(Data about app and page elements)
..........
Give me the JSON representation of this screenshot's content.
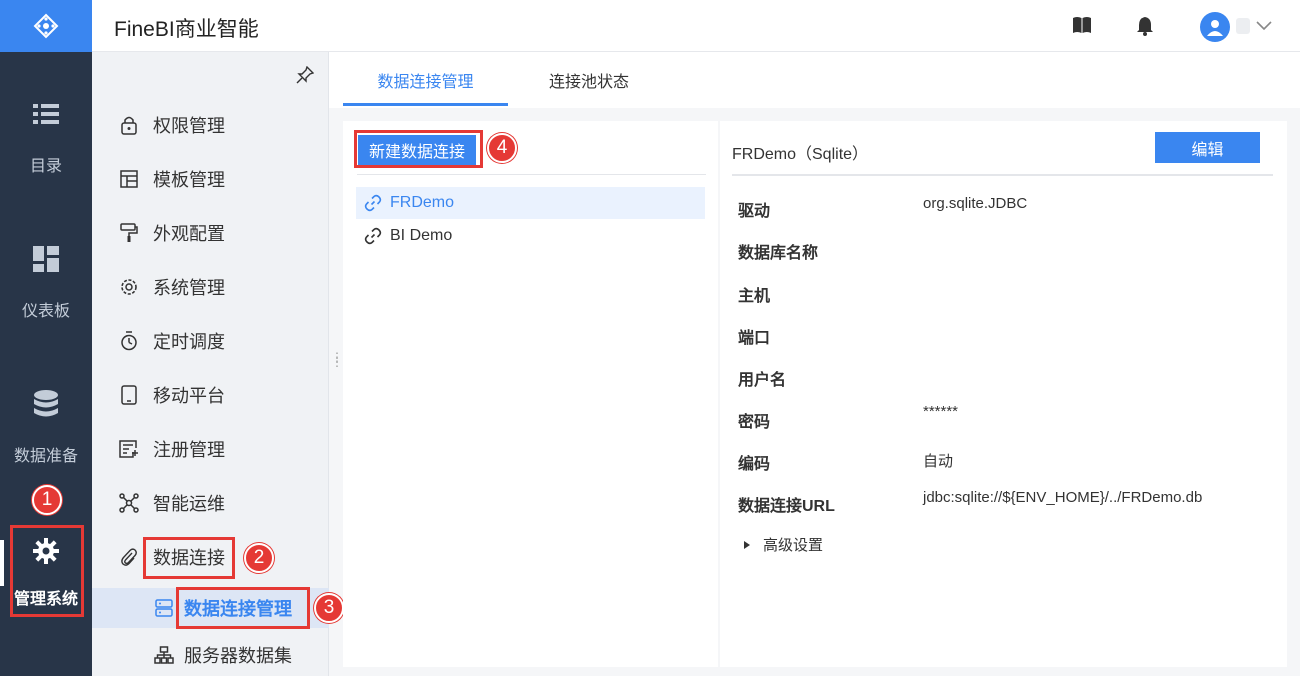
{
  "rail": {
    "items": [
      {
        "label": "目录",
        "icon": "list-icon"
      },
      {
        "label": "仪表板",
        "icon": "dashboard-icon"
      },
      {
        "label": "数据准备",
        "icon": "database-icon"
      },
      {
        "label": "管理系统",
        "icon": "gear-icon"
      }
    ]
  },
  "header": {
    "title": "FineBI商业智能"
  },
  "subnav": {
    "items": [
      {
        "label": "权限管理",
        "icon": "lock-icon"
      },
      {
        "label": "模板管理",
        "icon": "template-icon"
      },
      {
        "label": "外观配置",
        "icon": "paint-roller-icon"
      },
      {
        "label": "系统管理",
        "icon": "settings-icon"
      },
      {
        "label": "定时调度",
        "icon": "timer-icon"
      },
      {
        "label": "移动平台",
        "icon": "mobile-icon"
      },
      {
        "label": "注册管理",
        "icon": "register-icon"
      },
      {
        "label": "智能运维",
        "icon": "network-icon"
      },
      {
        "label": "数据连接",
        "icon": "paperclip-icon"
      }
    ],
    "sub_items": [
      {
        "label": "数据连接管理",
        "icon": "server-icon"
      },
      {
        "label": "服务器数据集",
        "icon": "hierarchy-icon"
      }
    ]
  },
  "tabs": [
    {
      "label": "数据连接管理"
    },
    {
      "label": "连接池状态"
    }
  ],
  "connections": {
    "new_button": "新建数据连接",
    "items": [
      {
        "label": "FRDemo"
      },
      {
        "label": "BI Demo"
      }
    ]
  },
  "detail": {
    "title": "FRDemo（Sqlite）",
    "edit_button": "编辑",
    "fields": [
      {
        "label": "驱动",
        "value": "org.sqlite.JDBC"
      },
      {
        "label": "数据库名称",
        "value": ""
      },
      {
        "label": "主机",
        "value": ""
      },
      {
        "label": "端口",
        "value": ""
      },
      {
        "label": "用户名",
        "value": ""
      },
      {
        "label": "密码",
        "value": "******"
      },
      {
        "label": "编码",
        "value": "自动"
      },
      {
        "label": "数据连接URL",
        "value": "jdbc:sqlite://${ENV_HOME}/../FRDemo.db"
      }
    ],
    "advanced": "高级设置"
  },
  "annotations": [
    "1",
    "2",
    "3",
    "4"
  ],
  "colors": {
    "accent": "#3a86f0",
    "rail": "#283548",
    "annotation": "#e53935"
  }
}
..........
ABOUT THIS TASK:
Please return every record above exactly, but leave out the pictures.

RESPONSE TO THE EXERCISE:
Give me the JSON representation of this screenshot's content.
{
  "rail": {
    "items": [
      {
        "label": "目录",
        "icon": "list-icon"
      },
      {
        "label": "仪表板",
        "icon": "dashboard-icon"
      },
      {
        "label": "数据准备",
        "icon": "database-icon"
      },
      {
        "label": "管理系统",
        "icon": "gear-icon"
      }
    ]
  },
  "header": {
    "title": "FineBI商业智能"
  },
  "subnav": {
    "items": [
      {
        "label": "权限管理",
        "icon": "lock-icon"
      },
      {
        "label": "模板管理",
        "icon": "template-icon"
      },
      {
        "label": "外观配置",
        "icon": "paint-roller-icon"
      },
      {
        "label": "系统管理",
        "icon": "settings-icon"
      },
      {
        "label": "定时调度",
        "icon": "timer-icon"
      },
      {
        "label": "移动平台",
        "icon": "mobile-icon"
      },
      {
        "label": "注册管理",
        "icon": "register-icon"
      },
      {
        "label": "智能运维",
        "icon": "network-icon"
      },
      {
        "label": "数据连接",
        "icon": "paperclip-icon"
      }
    ],
    "sub_items": [
      {
        "label": "数据连接管理",
        "icon": "server-icon"
      },
      {
        "label": "服务器数据集",
        "icon": "hierarchy-icon"
      }
    ]
  },
  "tabs": [
    {
      "label": "数据连接管理"
    },
    {
      "label": "连接池状态"
    }
  ],
  "connections": {
    "new_button": "新建数据连接",
    "items": [
      {
        "label": "FRDemo"
      },
      {
        "label": "BI Demo"
      }
    ]
  },
  "detail": {
    "title": "FRDemo（Sqlite）",
    "edit_button": "编辑",
    "fields": [
      {
        "label": "驱动",
        "value": "org.sqlite.JDBC"
      },
      {
        "label": "数据库名称",
        "value": ""
      },
      {
        "label": "主机",
        "value": ""
      },
      {
        "label": "端口",
        "value": ""
      },
      {
        "label": "用户名",
        "value": ""
      },
      {
        "label": "密码",
        "value": "******"
      },
      {
        "label": "编码",
        "value": "自动"
      },
      {
        "label": "数据连接URL",
        "value": "jdbc:sqlite://${ENV_HOME}/../FRDemo.db"
      }
    ],
    "advanced": "高级设置"
  },
  "annotations": [
    "1",
    "2",
    "3",
    "4"
  ],
  "colors": {
    "accent": "#3a86f0",
    "rail": "#283548",
    "annotation": "#e53935"
  }
}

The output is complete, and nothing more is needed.